Carl Jung and J. B. Rhine had many interests in common and considerable correspondence exists between them.  Jung was delighted to see targeted scientific research on phenomena he had noticed in his work with patients.  He coined the term “Synchronicity” for this strange interaction between inner states and external events that seemed to correspond to those states.  He defined Synchronicity as “an acausal connecting principle.”  By this he meant that there seemed to be no physical relation between the two ends of the relationship, but instead a relationship of meaning. 

In Jung’s model people are born with a direction of growth or pattern of natural development determined and guided by the Self – a Jungian term defined as both the center of the psyche and an interior image of God.  Jung was clear that he could only speak of observable things and not “reality.”  He acknowledged Kant’s distinction between phenomena – what we perceive, and noumena – the things as they “really” are.
Like parapsychology, which attempts to study the things we can observe that are not readily accounted for by the materialistic concepts of physical science, Jung sought to include the full spectrum of human experience, and not just what could be modeled by limited conventional notions of what was “real”.
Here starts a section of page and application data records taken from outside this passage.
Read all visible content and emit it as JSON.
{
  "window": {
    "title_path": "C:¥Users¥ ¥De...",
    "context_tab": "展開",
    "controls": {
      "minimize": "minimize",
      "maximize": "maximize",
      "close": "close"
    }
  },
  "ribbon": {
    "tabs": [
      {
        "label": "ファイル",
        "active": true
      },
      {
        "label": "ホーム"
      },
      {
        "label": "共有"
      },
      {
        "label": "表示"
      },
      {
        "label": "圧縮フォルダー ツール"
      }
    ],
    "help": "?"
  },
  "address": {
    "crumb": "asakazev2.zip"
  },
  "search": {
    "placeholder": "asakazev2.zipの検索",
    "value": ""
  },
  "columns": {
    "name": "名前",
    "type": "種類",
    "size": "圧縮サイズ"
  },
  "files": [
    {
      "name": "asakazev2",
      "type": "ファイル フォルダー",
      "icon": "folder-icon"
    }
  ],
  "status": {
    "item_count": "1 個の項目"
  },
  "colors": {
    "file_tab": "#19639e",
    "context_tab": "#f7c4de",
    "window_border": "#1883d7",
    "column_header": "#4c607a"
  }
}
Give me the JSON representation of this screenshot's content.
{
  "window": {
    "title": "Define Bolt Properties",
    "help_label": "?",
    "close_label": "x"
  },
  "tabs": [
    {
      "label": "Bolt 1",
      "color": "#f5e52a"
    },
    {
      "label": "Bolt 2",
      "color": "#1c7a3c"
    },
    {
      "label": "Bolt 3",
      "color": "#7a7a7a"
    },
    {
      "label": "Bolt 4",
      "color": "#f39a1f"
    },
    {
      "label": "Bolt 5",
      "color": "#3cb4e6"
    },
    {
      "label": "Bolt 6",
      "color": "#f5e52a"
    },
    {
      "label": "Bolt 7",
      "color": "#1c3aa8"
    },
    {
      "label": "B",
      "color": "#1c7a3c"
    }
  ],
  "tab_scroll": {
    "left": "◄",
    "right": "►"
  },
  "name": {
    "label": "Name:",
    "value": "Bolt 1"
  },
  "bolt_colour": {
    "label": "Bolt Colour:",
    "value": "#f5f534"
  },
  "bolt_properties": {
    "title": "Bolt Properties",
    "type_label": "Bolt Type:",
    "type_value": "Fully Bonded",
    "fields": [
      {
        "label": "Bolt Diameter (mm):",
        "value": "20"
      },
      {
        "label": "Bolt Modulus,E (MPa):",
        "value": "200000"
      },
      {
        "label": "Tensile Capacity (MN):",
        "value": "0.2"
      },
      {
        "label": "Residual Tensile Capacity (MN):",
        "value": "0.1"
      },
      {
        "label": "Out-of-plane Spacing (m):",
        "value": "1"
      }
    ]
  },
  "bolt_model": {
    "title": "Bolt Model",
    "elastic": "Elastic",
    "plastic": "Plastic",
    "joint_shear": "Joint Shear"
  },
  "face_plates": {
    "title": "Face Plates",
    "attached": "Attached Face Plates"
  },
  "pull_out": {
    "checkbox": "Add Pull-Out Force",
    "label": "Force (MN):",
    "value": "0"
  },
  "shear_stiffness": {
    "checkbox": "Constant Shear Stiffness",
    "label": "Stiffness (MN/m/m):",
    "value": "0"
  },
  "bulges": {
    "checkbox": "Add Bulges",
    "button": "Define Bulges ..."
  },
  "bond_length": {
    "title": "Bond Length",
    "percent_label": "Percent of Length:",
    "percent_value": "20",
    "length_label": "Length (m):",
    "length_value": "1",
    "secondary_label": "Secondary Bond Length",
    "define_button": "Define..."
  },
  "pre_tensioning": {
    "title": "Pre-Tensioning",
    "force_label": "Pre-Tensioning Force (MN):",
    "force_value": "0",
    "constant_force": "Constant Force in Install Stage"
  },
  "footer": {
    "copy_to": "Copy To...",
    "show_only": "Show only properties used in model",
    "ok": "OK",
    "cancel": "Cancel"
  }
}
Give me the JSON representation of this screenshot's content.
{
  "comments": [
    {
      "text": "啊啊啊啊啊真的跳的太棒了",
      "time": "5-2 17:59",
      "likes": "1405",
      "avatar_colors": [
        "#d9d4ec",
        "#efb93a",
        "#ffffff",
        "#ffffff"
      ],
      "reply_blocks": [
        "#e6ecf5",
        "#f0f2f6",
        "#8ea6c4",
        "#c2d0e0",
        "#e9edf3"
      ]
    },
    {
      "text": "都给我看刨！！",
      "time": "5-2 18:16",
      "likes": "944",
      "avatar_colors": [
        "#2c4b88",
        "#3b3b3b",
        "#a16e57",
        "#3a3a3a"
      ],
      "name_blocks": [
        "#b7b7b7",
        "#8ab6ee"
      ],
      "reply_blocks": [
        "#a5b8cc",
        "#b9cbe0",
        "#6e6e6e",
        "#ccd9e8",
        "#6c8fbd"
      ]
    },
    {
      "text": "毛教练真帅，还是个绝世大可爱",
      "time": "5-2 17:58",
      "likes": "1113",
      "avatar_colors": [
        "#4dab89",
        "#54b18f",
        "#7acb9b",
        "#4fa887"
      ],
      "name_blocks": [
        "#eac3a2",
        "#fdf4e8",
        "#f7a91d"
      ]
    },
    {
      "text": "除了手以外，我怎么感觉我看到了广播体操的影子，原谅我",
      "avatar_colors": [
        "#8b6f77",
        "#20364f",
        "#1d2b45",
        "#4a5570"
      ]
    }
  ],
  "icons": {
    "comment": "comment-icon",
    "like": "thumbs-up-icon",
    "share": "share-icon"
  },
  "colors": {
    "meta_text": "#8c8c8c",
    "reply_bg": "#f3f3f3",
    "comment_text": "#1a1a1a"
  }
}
A review of the techniques and concepts of Jungian psychology will be given, with suggestions of how these may be applied in parapsychological research.